Luckily, some of my friends and colleagues and others did a better job. Georgia Popplewell recorded a group of Calabash housemates--myself included--discussing the events of the first day and a half, and posted an entertaining podcast over at Caribbean Free Radio. (Be warned: we'd all had a few drinks before she switched on the microphone.) The podcast also includes a short interview I did with the Jamaican writer Thomas Glave, who was the very first reader on the Calabash '08 programme, and who opened the festival with a stirring and timely denunciation of Jamaican prime minister Bruce Golding's recent homophobic comments. Look out for further CFR/Antilles podcasts incorporating interviews with Lorna Goodison and Kei Miller, both of whom read at this year's festival.

Chris Lydon of Radio Open Source was also prowling round Treasure Beach with a mike, and he too has posted a series of Calabash podcasts. The first contains, almost in its entirety, Derek Walcott's Saturday afternoon interview and reading--the Calabash headline-stealer, thanks to the final poem Walcott read, a vitriolic attack on V.S. Naipaul called "The Mongoose". In Chris's second and third Calabash podcasts, he interviews a range of writers, Jamaican and foreign, about their work and their perspectives on the political situation in the United States.

The poet Kwame Dawes--one of the Calabash triumvirate, along with Colin Channer and Justine Henzell--returned to Harriet, the Poetry Foundation blog, to give his own inside perspective on the festival, in four installments: one, two, three, four. His take on the Walcott event--it was Dawes himself who interviewed Walcott on stage--is especially interesting. In another post, Dawes writes:

I have now learned what I suspected would happen after Walcott’s scathing poem about V.S. Naipaul. That it was a headline stealer, that the scurrying around taking place after the reading and interview, and the gathering of folks with their laptops around the almond tree shaded lobby of Jake’s which is one of only two wired areas of the resort compound, meant that reporters were sending dispatches to the Jamaican papers and the international papers about this. Colin, Justine and I smile wryly at this. Calabash will be making headlines this year and this thanks for Walcott’s poems.
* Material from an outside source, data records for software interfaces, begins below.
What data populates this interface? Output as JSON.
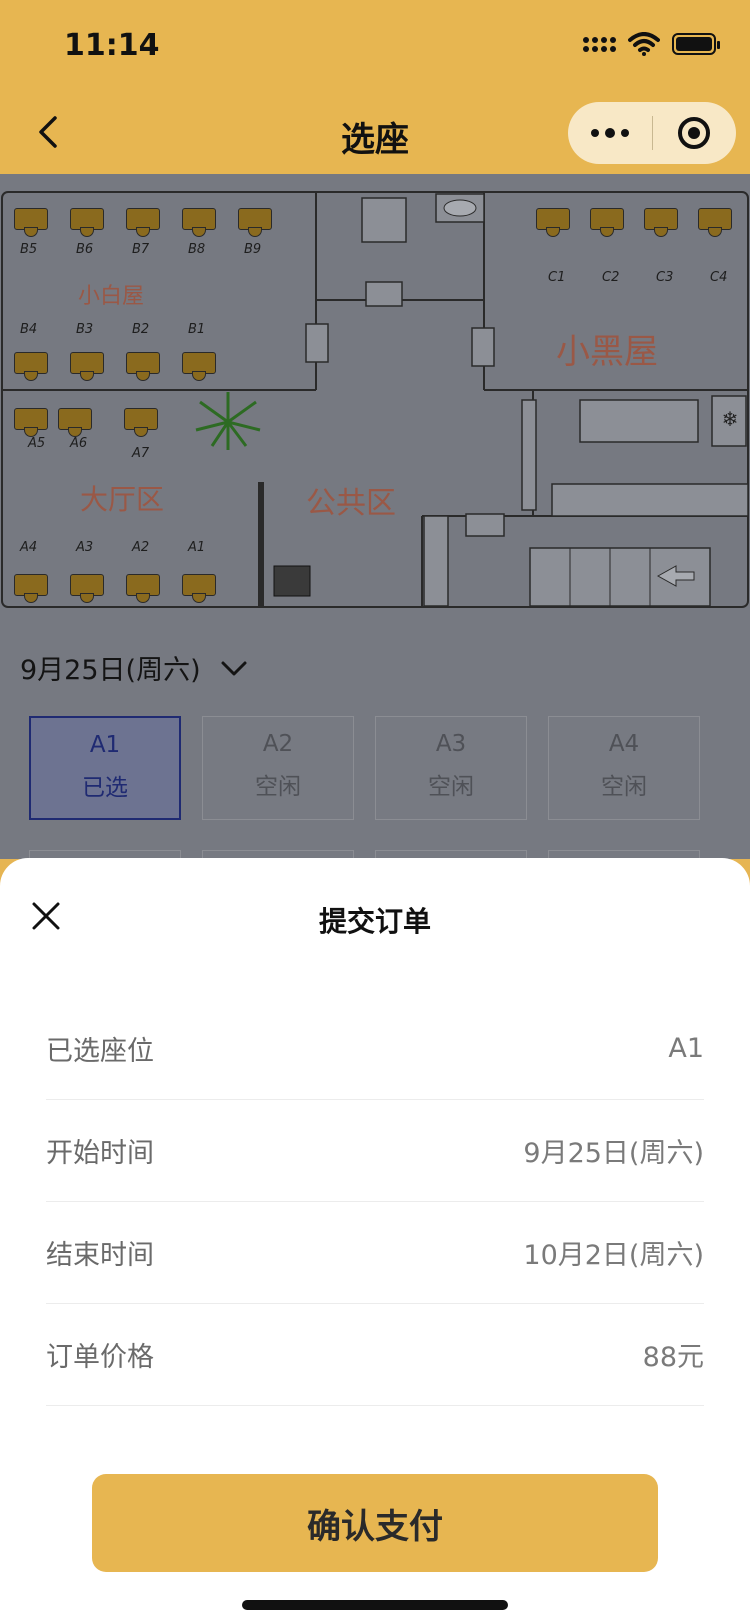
{
  "status_bar": {
    "time": "11:14"
  },
  "nav": {
    "title": "选座"
  },
  "map": {
    "top_row_seats": [
      "B5",
      "B6",
      "B7",
      "B8",
      "B9"
    ],
    "mid_row_seats": [
      "B4",
      "B3",
      "B2",
      "B1"
    ],
    "hall_seats": [
      "A5",
      "A6",
      "A7"
    ],
    "bottom_row_seats": [
      "A4",
      "A3",
      "A2",
      "A1"
    ],
    "right_seats": [
      "C1",
      "C2",
      "C3",
      "C4"
    ],
    "zones": {
      "xiaobaiwu": "小白屋",
      "xiaoheiwu": "小黑屋",
      "datingqu": "大厅区",
      "gonggongqu": "公共区"
    }
  },
  "date_selector": {
    "label": "9月25日(周六)"
  },
  "seat_grid": [
    {
      "code": "A1",
      "state": "已选",
      "selected": true
    },
    {
      "code": "A2",
      "state": "空闲",
      "selected": false
    },
    {
      "code": "A3",
      "state": "空闲",
      "selected": false
    },
    {
      "code": "A4",
      "state": "空闲",
      "selected": false
    }
  ],
  "order_sheet": {
    "title": "提交订单",
    "rows": [
      {
        "label": "已选座位",
        "value": "A1"
      },
      {
        "label": "开始时间",
        "value": "9月25日(周六)"
      },
      {
        "label": "结束时间",
        "value": "10月2日(周六)"
      },
      {
        "label": "订单价格",
        "value": "88元"
      }
    ],
    "confirm_label": "确认支付"
  },
  "colors": {
    "brand": "#e7b651",
    "overlay": "#767981",
    "selected": "#1f2a72"
  }
}
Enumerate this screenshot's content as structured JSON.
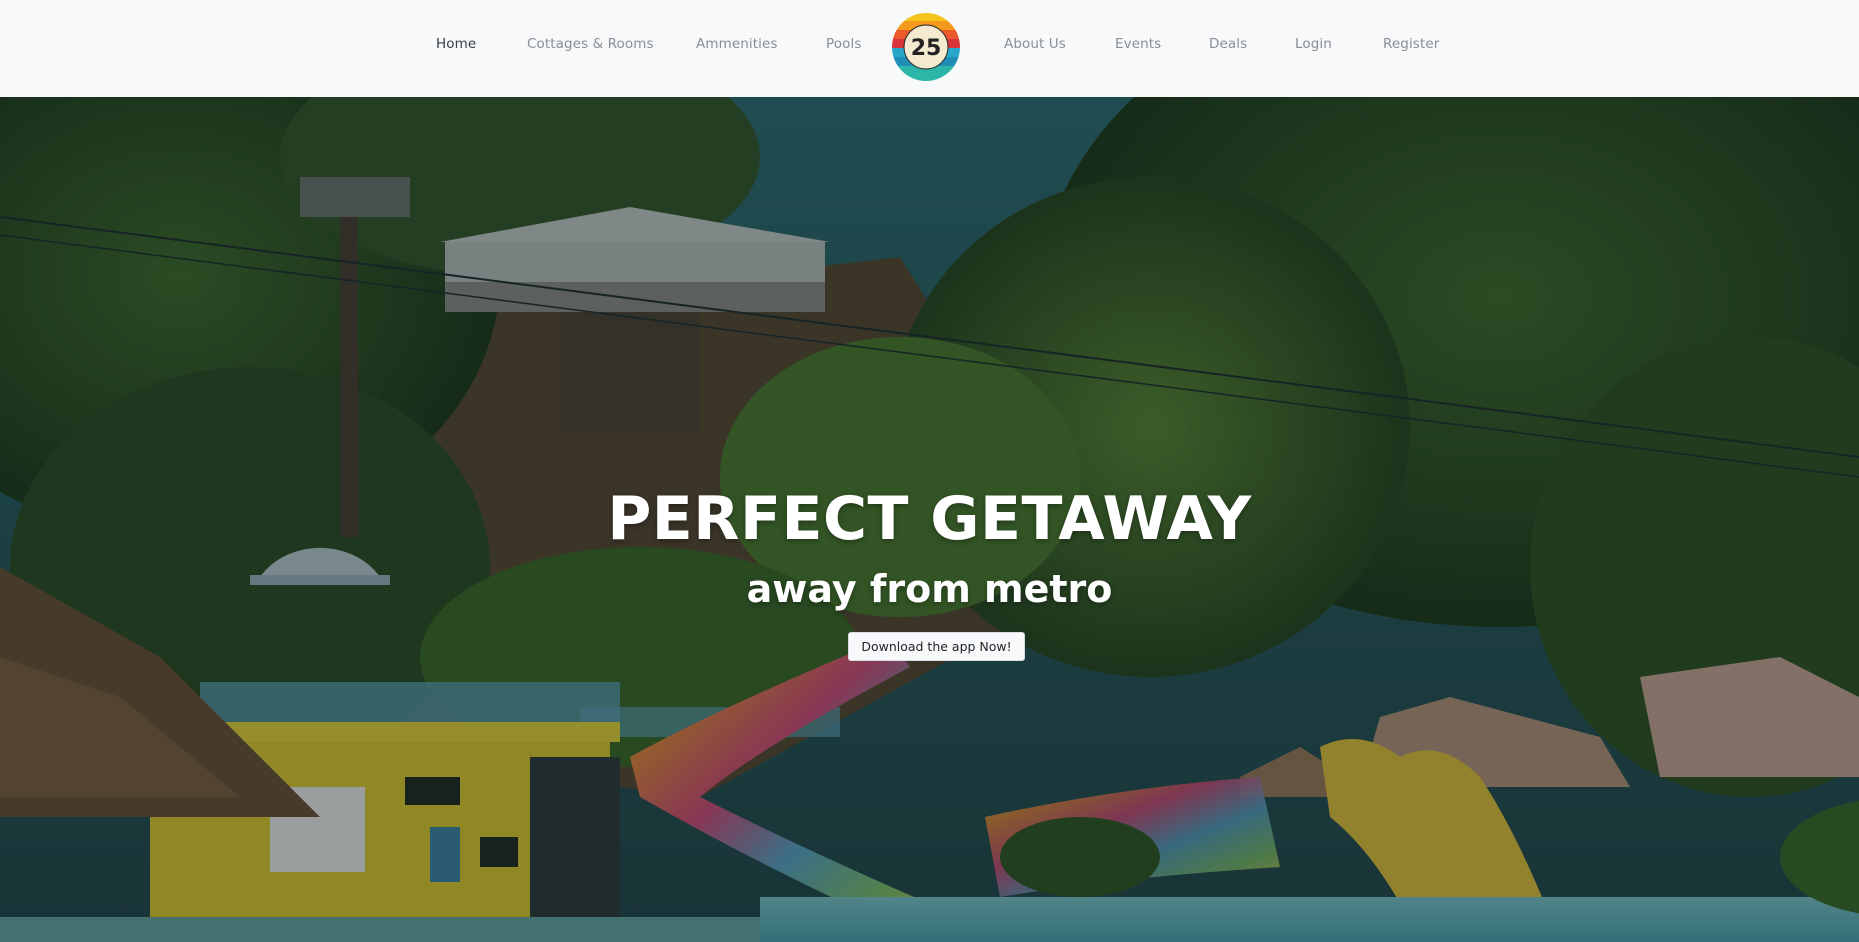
{
  "nav": {
    "items": [
      {
        "label": "Home",
        "active": true
      },
      {
        "label": "Cottages & Rooms"
      },
      {
        "label": "Ammenities"
      },
      {
        "label": "Pools"
      },
      {
        "label": "About Us"
      },
      {
        "label": "Events"
      },
      {
        "label": "Deals"
      },
      {
        "label": "Login"
      },
      {
        "label": "Register"
      }
    ],
    "logo_badge": "25"
  },
  "hero": {
    "title": "PERFECT GETAWAY",
    "subtitle": "away from metro",
    "cta_label": "Download the app Now!"
  },
  "colors": {
    "navbar_bg": "#f8f9fa",
    "nav_text": "#8a8f94",
    "nav_active": "#3a3f44",
    "hero_text": "#ffffff"
  }
}
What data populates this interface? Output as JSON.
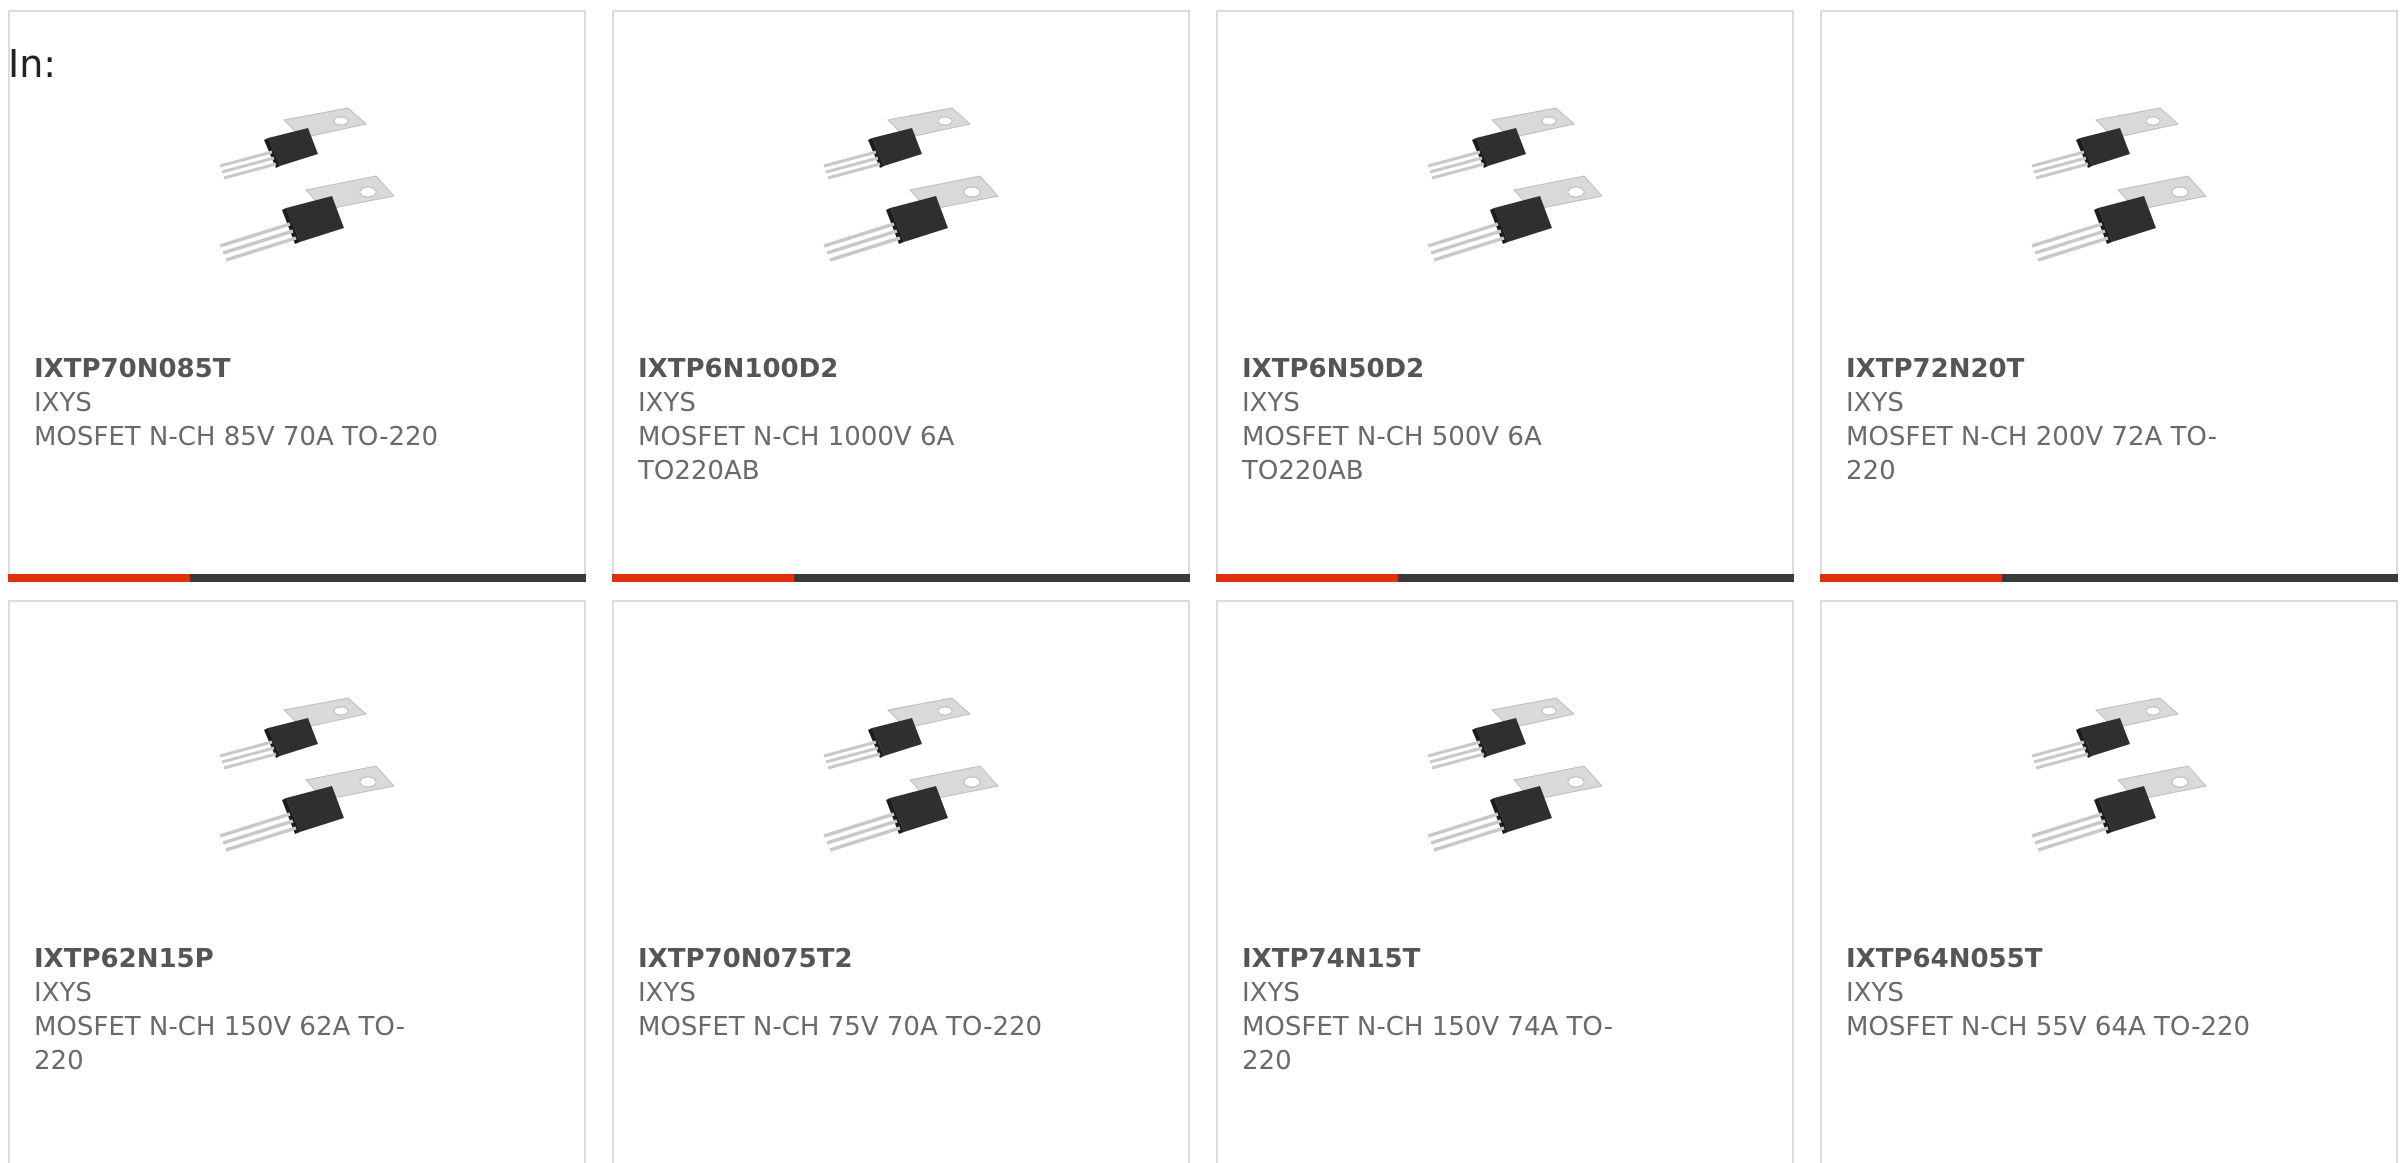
{
  "header": {
    "in_label": "In:"
  },
  "colors": {
    "accent": "#e0310c",
    "bar": "#3a3a3a",
    "border": "#dcdcdc",
    "text": "#6a6a6a"
  },
  "products": [
    {
      "part": "IXTP70N085T",
      "brand": "IXYS",
      "description": "MOSFET N-CH 85V 70A TO-220",
      "icon": "to220-transistor-icon"
    },
    {
      "part": "IXTP6N100D2",
      "brand": "IXYS",
      "description": "MOSFET N-CH 1000V 6A TO220AB",
      "icon": "to220-transistor-icon"
    },
    {
      "part": "IXTP6N50D2",
      "brand": "IXYS",
      "description": "MOSFET N-CH 500V 6A TO220AB",
      "icon": "to220-transistor-icon"
    },
    {
      "part": "IXTP72N20T",
      "brand": "IXYS",
      "description": "MOSFET N-CH 200V 72A TO-220",
      "icon": "to220-transistor-icon"
    },
    {
      "part": "IXTP62N15P",
      "brand": "IXYS",
      "description": "MOSFET N-CH 150V 62A TO-220",
      "icon": "to220-transistor-icon"
    },
    {
      "part": "IXTP70N075T2",
      "brand": "IXYS",
      "description": "MOSFET N-CH 75V 70A TO-220",
      "icon": "to220-transistor-icon"
    },
    {
      "part": "IXTP74N15T",
      "brand": "IXYS",
      "description": "MOSFET N-CH 150V 74A TO-220",
      "icon": "to220-transistor-icon"
    },
    {
      "part": "IXTP64N055T",
      "brand": "IXYS",
      "description": "MOSFET N-CH 55V 64A TO-220",
      "icon": "to220-transistor-icon"
    }
  ]
}
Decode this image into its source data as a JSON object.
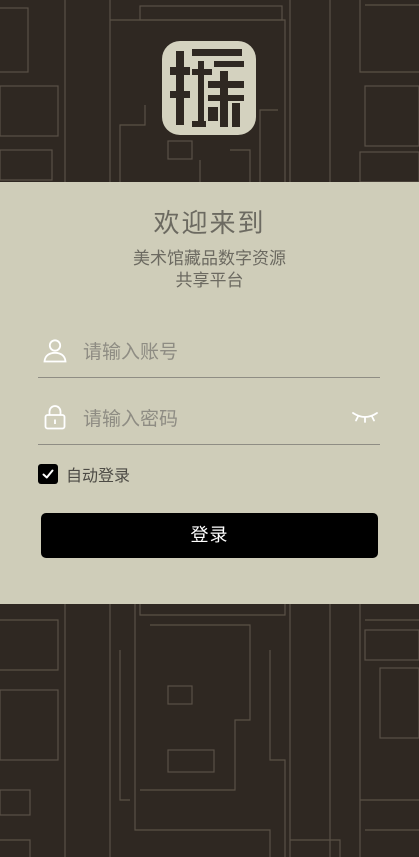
{
  "logo": {
    "name": "museum-collection-logo",
    "glyph": "藏"
  },
  "welcome": {
    "title": "欢迎来到",
    "subtitle_line1": "美术馆藏品数字资源",
    "subtitle_line2": "共享平台"
  },
  "form": {
    "account_placeholder": "请输入账号",
    "account_value": "",
    "password_placeholder": "请输入密码",
    "password_value": "",
    "remember_label": "自动登录",
    "remember_checked": true,
    "login_label": "登录"
  },
  "icons": {
    "account": "user-icon",
    "password": "lock-icon",
    "toggle": "eye-closed-icon",
    "check": "check-icon"
  },
  "colors": {
    "background": "#2f2822",
    "pattern_lines": "#5a5146",
    "panel": "#cfcdb9",
    "logo_bg": "#d4d2bf",
    "text_muted": "#6c6a61",
    "button": "#000000",
    "button_text": "#ffffff"
  }
}
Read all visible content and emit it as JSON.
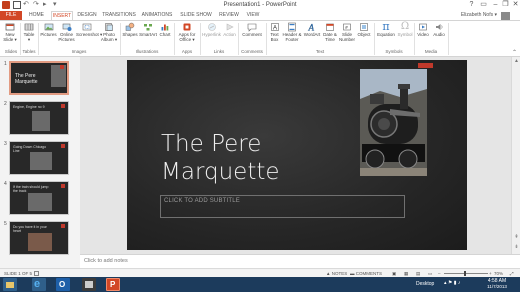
{
  "window": {
    "title": "Presentation1 - PowerPoint",
    "help": "?",
    "minimize": "–",
    "maximize": "❐",
    "close": "✕"
  },
  "quick_access": {
    "undo": "↶",
    "redo": "↷",
    "start": "▸",
    "customize": "▾"
  },
  "tabs": [
    "FILE",
    "HOME",
    "INSERT",
    "DESIGN",
    "TRANSITIONS",
    "ANIMATIONS",
    "SLIDE SHOW",
    "REVIEW",
    "VIEW"
  ],
  "active_tab": "INSERT",
  "user": {
    "name": "Elizabeth Nofs ▾"
  },
  "ribbon": {
    "buttons": {
      "new_slide": "New Slide ▾",
      "table": "Table ▾",
      "pictures": "Pictures",
      "online_pictures": "Online Pictures",
      "screenshot": "Screenshot ▾",
      "photo_album": "Photo Album ▾",
      "shapes": "Shapes",
      "smartart": "SmartArt",
      "chart": "Chart",
      "apps_for_office": "Apps for Office ▾",
      "hyperlink": "Hyperlink",
      "action": "Action",
      "comment": "Comment",
      "text_box": "Text Box",
      "header_footer": "Header & Footer",
      "wordart": "WordArt",
      "date_time": "Date & Time",
      "slide_number": "Slide Number",
      "object": "Object",
      "equation": "Equation",
      "symbol": "Symbol",
      "video": "Video",
      "audio": "Audio"
    },
    "groups": {
      "slides": "Slides",
      "tables": "Tables",
      "images": "Images",
      "illustrations": "Illustrations",
      "apps": "Apps",
      "links": "Links",
      "comments": "Comments",
      "text": "Text",
      "symbols": "Symbols",
      "media": "Media"
    }
  },
  "thumbnails": [
    {
      "num": "1",
      "title": "The Pere Marquette"
    },
    {
      "num": "2",
      "title": "Engine, Engine no 9"
    },
    {
      "num": "3",
      "title": "Going Down Chicago Line"
    },
    {
      "num": "4",
      "title": "If the train should jump the track"
    },
    {
      "num": "5",
      "title": "Do you have it in your heart"
    }
  ],
  "slide": {
    "title_line1": "The Pere",
    "title_line2": "Marquette",
    "subtitle_placeholder": "CLICK TO ADD SUBTITLE"
  },
  "notes": {
    "placeholder": "Click to add notes"
  },
  "status": {
    "slide_count": "SLIDE 1 OF 5",
    "notes": "▲ NOTES",
    "comments": "COMMENTS",
    "zoom_minus": "–",
    "zoom_plus": "+",
    "zoom_level": "70%",
    "fit": "⤢"
  },
  "taskbar": {
    "desktop": "Desktop",
    "time": "4:58 AM",
    "date": "11/7/2013"
  },
  "colors": {
    "accent": "#d24726",
    "slide_bg": "#2c2c2c",
    "slide_red": "#c0392b",
    "taskbar": "#1c3b5c"
  }
}
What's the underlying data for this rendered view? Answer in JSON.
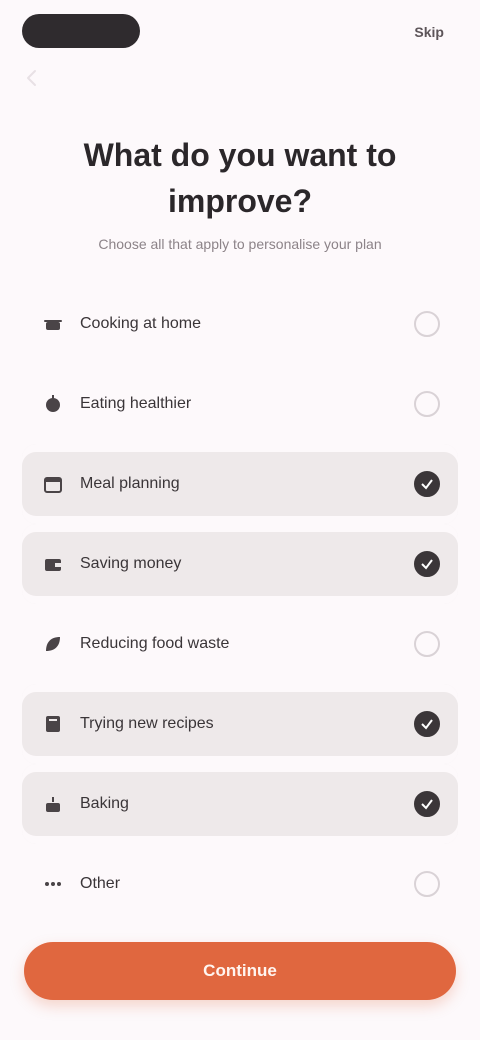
{
  "header": {
    "brand_label": "",
    "skip_label": "Skip"
  },
  "heading": "What do you want to improve?",
  "subheading": "Choose all that apply to personalise your plan",
  "options": [
    {
      "label": "Cooking at home",
      "selected": false,
      "icon": "pot-icon"
    },
    {
      "label": "Eating healthier",
      "selected": false,
      "icon": "apple-icon"
    },
    {
      "label": "Meal planning",
      "selected": true,
      "icon": "calendar-icon"
    },
    {
      "label": "Saving money",
      "selected": true,
      "icon": "wallet-icon"
    },
    {
      "label": "Reducing food waste",
      "selected": false,
      "icon": "leaf-icon"
    },
    {
      "label": "Trying new recipes",
      "selected": true,
      "icon": "book-icon"
    },
    {
      "label": "Baking",
      "selected": true,
      "icon": "cake-icon"
    },
    {
      "label": "Other",
      "selected": false,
      "icon": "dots-icon"
    }
  ],
  "continue_label": "Continue",
  "colors": {
    "accent": "#e0673f",
    "selected_bg": "#eee9ea",
    "dark": "#2f2b2e"
  }
}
And that's exactly what happened. The highlight of Calabash '08 for me was the Sunday afternoon reading in which, in an spine-tingling crescendo, the poets Aracelis Girmay, Jackie Kay, and Kei Miller one after the other galvanised the massive crowd under the big tent, raising pores and dampening eyes. But it's Walcott's "Mongoose" that's stolen the world's attention thus far, with reports appearing in the UK Observer, the Telegraph, and the New Statesman. Your Antilles blogger was even asked to write about the Walcott-Naipaul rivalry for the UK Guardian's books blog--where I tried to hint that readers might profit from searching out some of the other writers (eg Girmay, Kay, and Miller) whose readings made this year's Calabash such a delight.

In fact, it was the Jamaican writers in this year's festival--Glave, Goodison, and Miller, but also Erna Brodber amd Margaret Cezair-Thompson--who I most enjoyed seeing and hearing. There was a specially joyful rapport between them and their huge home audience, a current of language and love that flowed back and forth through the Calabash tent, that energised the whole weekend down in Treasure Beach. I've been to three Calabashes now, and by far I enjoyed this one the most. I've even, dear readers, booked my place for next year. Perhaps at Calabash '09 Antilles coverage will be a little more timely.